What the task requires :: Every entry below should be reproduced exactly, with all pictures left out.
[Extracted records]
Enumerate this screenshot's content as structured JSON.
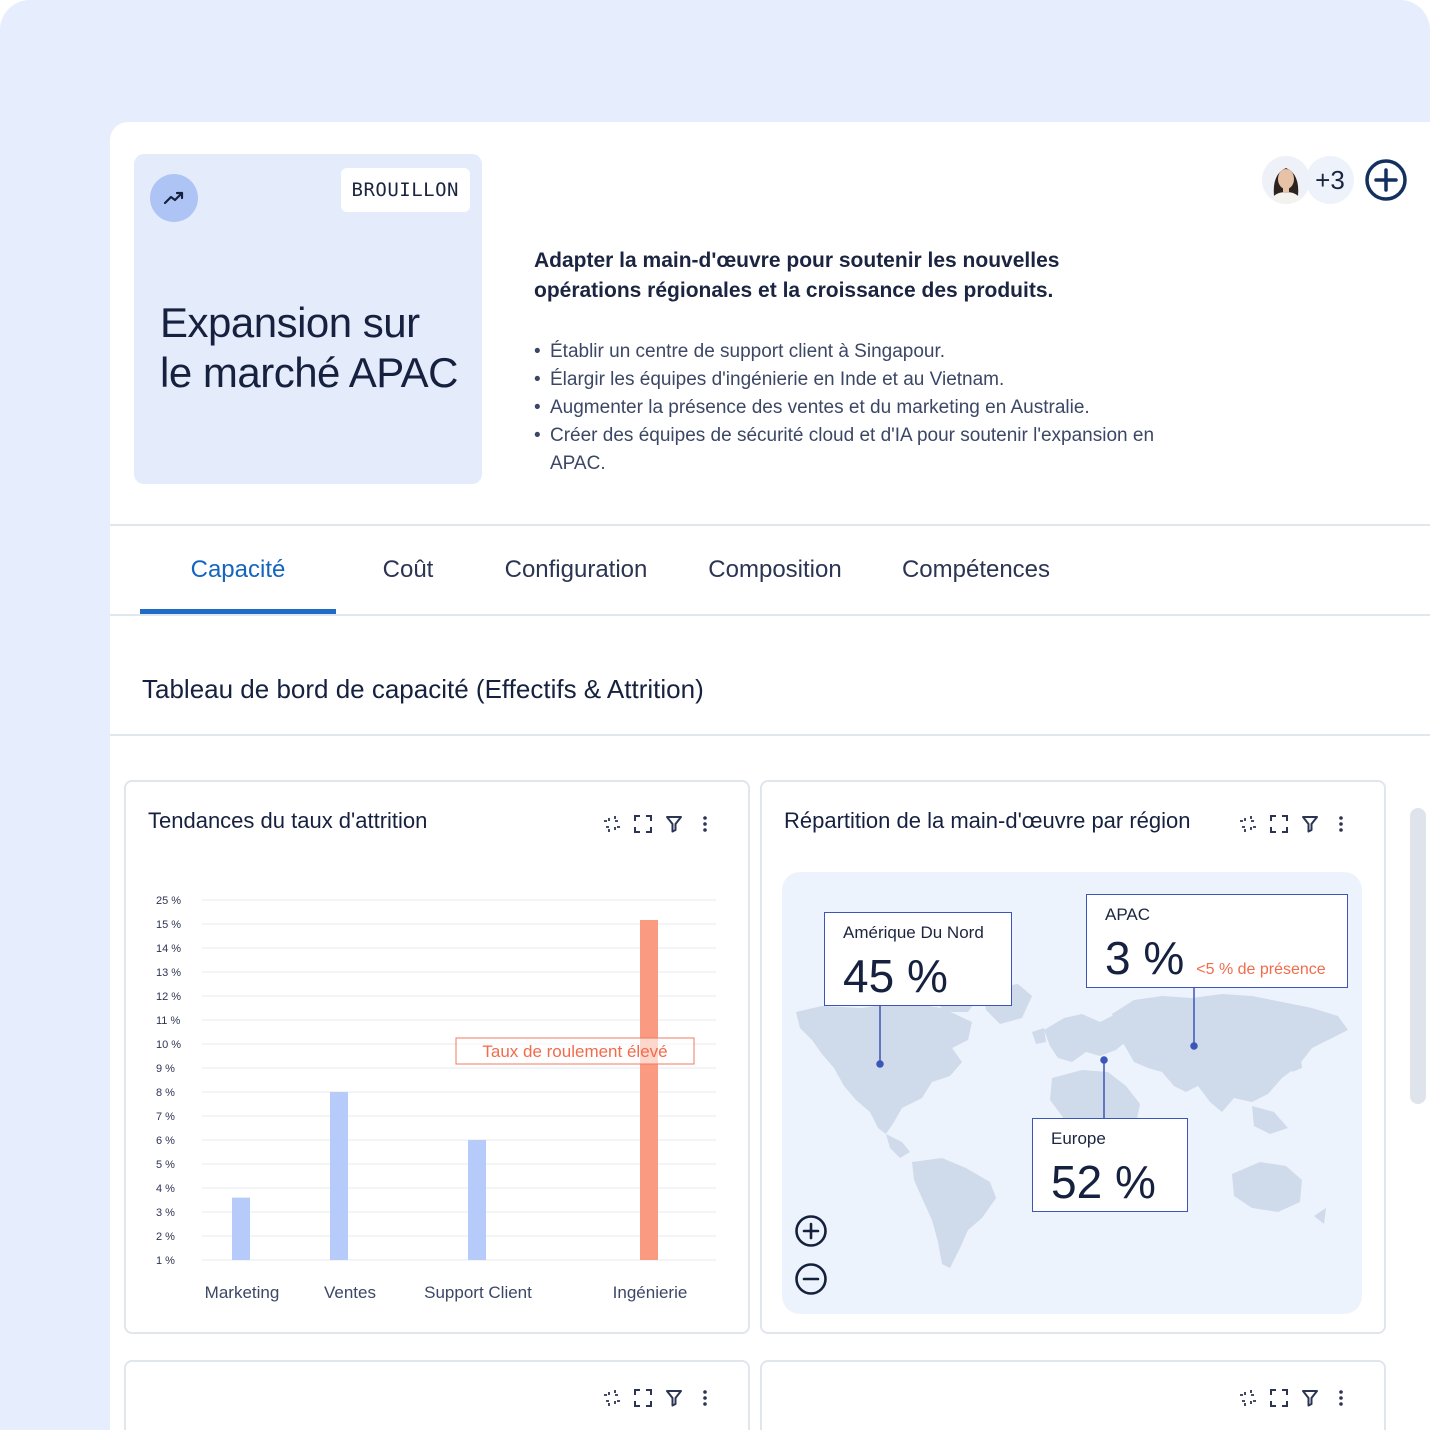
{
  "hero": {
    "badge": "BROUILLON",
    "title": "Expansion sur le marché APAC",
    "icon": "trending-up-icon"
  },
  "summary": {
    "headline": "Adapter la main-d'œuvre pour soutenir les nouvelles opérations régionales et la croissance des produits.",
    "bullets": [
      "Établir un centre de support client à Singapour.",
      "Élargir les équipes d'ingénierie en Inde et au Vietnam.",
      "Augmenter la présence des ventes et du marketing en Australie.",
      "Créer des équipes de sécurité cloud et d'IA pour soutenir l'expansion en APAC."
    ]
  },
  "collaborators": {
    "more_count": "+3"
  },
  "tabs": [
    {
      "label": "Capacité",
      "active": true
    },
    {
      "label": "Coût",
      "active": false
    },
    {
      "label": "Configuration",
      "active": false
    },
    {
      "label": "Composition",
      "active": false
    },
    {
      "label": "Compétences",
      "active": false
    }
  ],
  "section_title": "Tableau de bord de capacité (Effectifs & Attrition)",
  "attrition_card": {
    "title": "Tendances du taux d'attrition",
    "annotation": "Taux de roulement élevé"
  },
  "region_card": {
    "title": "Répartition de la main-d'œuvre par région",
    "callouts": [
      {
        "label": "Amérique Du Nord",
        "value": "45 %"
      },
      {
        "label": "APAC",
        "value": "3 %",
        "note": "<5 % de présence"
      },
      {
        "label": "Europe",
        "value": "52 %"
      }
    ]
  },
  "colors": {
    "accent": "#1f6bc6",
    "bar_default": "#b7cbfa",
    "bar_highlight": "#fa9a80",
    "warning": "#f26b4c"
  },
  "chart_data": {
    "type": "bar",
    "title": "Tendances du taux d'attrition",
    "categories": [
      "Marketing",
      "Ventes",
      "Support Client",
      "Ingénierie"
    ],
    "values": [
      3.6,
      8.0,
      6.0,
      15.2
    ],
    "y_ticks": [
      "1 %",
      "2 %",
      "3 %",
      "4 %",
      "5 %",
      "6 %",
      "7 %",
      "8 %",
      "9 %",
      "10 %",
      "11 %",
      "12 %",
      "13 %",
      "14 %",
      "15 %",
      "25 %"
    ],
    "highlight_category": "Ingénierie",
    "grid": true
  }
}
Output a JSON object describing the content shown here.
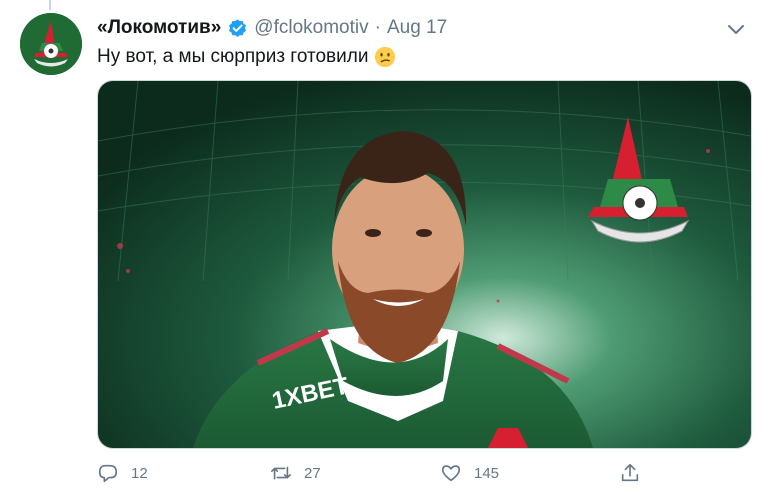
{
  "tweet": {
    "display_name": "«Локомотив»",
    "handle": "@fclokomotiv",
    "separator": "·",
    "date": "Aug 17",
    "text": "Ну вот, а мы сюрприз готовили",
    "emoji": "confused-face",
    "media": {
      "jersey_sponsor": "1XBET"
    }
  },
  "actions": {
    "reply_count": "12",
    "retweet_count": "27",
    "like_count": "145"
  },
  "icons": [
    "verified-badge-icon",
    "chevron-down-icon",
    "reply-icon",
    "retweet-icon",
    "like-icon",
    "share-icon"
  ],
  "colors": {
    "verified": "#1da1f2",
    "secondary_text": "#657786",
    "club_red": "#d62032",
    "club_green": "#1f6b33"
  }
}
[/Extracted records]
Exercise result ::
Enumerate this screenshot's content as structured JSON.
{
  "hero": {
    "badge": "BROUILLON",
    "title": "Expansion sur le marché APAC",
    "icon": "trending-up-icon"
  },
  "summary": {
    "headline": "Adapter la main-d'œuvre pour soutenir les nouvelles opérations régionales et la croissance des produits.",
    "bullets": [
      "Établir un centre de support client à Singapour.",
      "Élargir les équipes d'ingénierie en Inde et au Vietnam.",
      "Augmenter la présence des ventes et du marketing en Australie.",
      "Créer des équipes de sécurité cloud et d'IA pour soutenir l'expansion en APAC."
    ]
  },
  "collaborators": {
    "more_count": "+3"
  },
  "tabs": [
    {
      "label": "Capacité",
      "active": true
    },
    {
      "label": "Coût",
      "active": false
    },
    {
      "label": "Configuration",
      "active": false
    },
    {
      "label": "Composition",
      "active": false
    },
    {
      "label": "Compétences",
      "active": false
    }
  ],
  "section_title": "Tableau de bord de capacité (Effectifs & Attrition)",
  "attrition_card": {
    "title": "Tendances du taux d'attrition",
    "annotation": "Taux de roulement élevé"
  },
  "region_card": {
    "title": "Répartition de la main-d'œuvre par région",
    "callouts": [
      {
        "label": "Amérique Du Nord",
        "value": "45 %"
      },
      {
        "label": "APAC",
        "value": "3 %",
        "note": "<5 % de présence"
      },
      {
        "label": "Europe",
        "value": "52 %"
      }
    ]
  },
  "colors": {
    "accent": "#1f6bc6",
    "bar_default": "#b7cbfa",
    "bar_highlight": "#fa9a80",
    "warning": "#f26b4c"
  },
  "chart_data": {
    "type": "bar",
    "title": "Tendances du taux d'attrition",
    "categories": [
      "Marketing",
      "Ventes",
      "Support Client",
      "Ingénierie"
    ],
    "values": [
      3.6,
      8.0,
      6.0,
      15.2
    ],
    "y_ticks": [
      "1 %",
      "2 %",
      "3 %",
      "4 %",
      "5 %",
      "6 %",
      "7 %",
      "8 %",
      "9 %",
      "10 %",
      "11 %",
      "12 %",
      "13 %",
      "14 %",
      "15 %",
      "25 %"
    ],
    "highlight_category": "Ingénierie",
    "grid": true
  }
}
Output a JSON object describing the content shown here.
{
  "tweet": {
    "display_name": "«Локомотив»",
    "handle": "@fclokomotiv",
    "separator": "·",
    "date": "Aug 17",
    "text": "Ну вот, а мы сюрприз готовили",
    "emoji": "confused-face",
    "media": {
      "jersey_sponsor": "1XBET"
    }
  },
  "actions": {
    "reply_count": "12",
    "retweet_count": "27",
    "like_count": "145"
  },
  "icons": [
    "verified-badge-icon",
    "chevron-down-icon",
    "reply-icon",
    "retweet-icon",
    "like-icon",
    "share-icon"
  ],
  "colors": {
    "verified": "#1da1f2",
    "secondary_text": "#657786",
    "club_red": "#d62032",
    "club_green": "#1f6b33"
  }
}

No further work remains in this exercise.